Pictures are to be left out, and every entry repeated exactly.

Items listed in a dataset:

========

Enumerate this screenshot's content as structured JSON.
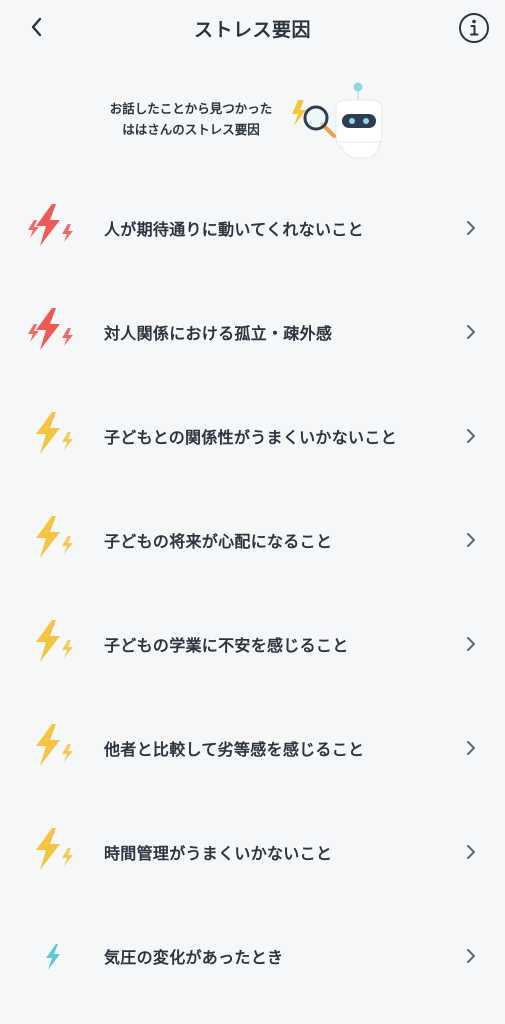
{
  "header": {
    "title": "ストレス要因",
    "back_icon": "chevron-left-icon",
    "info_icon": "info-icon"
  },
  "hero": {
    "line1": "お話したことから見つかった",
    "line2": "ははさんのストレス要因"
  },
  "colors": {
    "high": "#ef5a55",
    "medium": "#f5c542",
    "low": "#5cc9d6",
    "text": "#2a3540",
    "chevron": "#5d6b78"
  },
  "items": [
    {
      "label": "人が期待通りに動いてくれないこと",
      "level": "high"
    },
    {
      "label": "対人関係における孤立・疎外感",
      "level": "high"
    },
    {
      "label": "子どもとの関係性がうまくいかないこと",
      "level": "medium"
    },
    {
      "label": "子どもの将来が心配になること",
      "level": "medium"
    },
    {
      "label": "子どもの学業に不安を感じること",
      "level": "medium"
    },
    {
      "label": "他者と比較して劣等感を感じること",
      "level": "medium"
    },
    {
      "label": "時間管理がうまくいかないこと",
      "level": "medium"
    },
    {
      "label": "気圧の変化があったとき",
      "level": "low"
    }
  ]
}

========

Task result:
Enumerate this screenshot's content as structured JSON.
{
  "header": {
    "title": "ストレス要因",
    "back_icon": "chevron-left-icon",
    "info_icon": "info-icon"
  },
  "hero": {
    "line1": "お話したことから見つかった",
    "line2": "ははさんのストレス要因"
  },
  "colors": {
    "high": "#ef5a55",
    "medium": "#f5c542",
    "low": "#5cc9d6",
    "text": "#2a3540",
    "chevron": "#5d6b78"
  },
  "items": [
    {
      "label": "人が期待通りに動いてくれないこと",
      "level": "high"
    },
    {
      "label": "対人関係における孤立・疎外感",
      "level": "high"
    },
    {
      "label": "子どもとの関係性がうまくいかないこと",
      "level": "medium"
    },
    {
      "label": "子どもの将来が心配になること",
      "level": "medium"
    },
    {
      "label": "子どもの学業に不安を感じること",
      "level": "medium"
    },
    {
      "label": "他者と比較して劣等感を感じること",
      "level": "medium"
    },
    {
      "label": "時間管理がうまくいかないこと",
      "level": "medium"
    },
    {
      "label": "気圧の変化があったとき",
      "level": "low"
    }
  ]
}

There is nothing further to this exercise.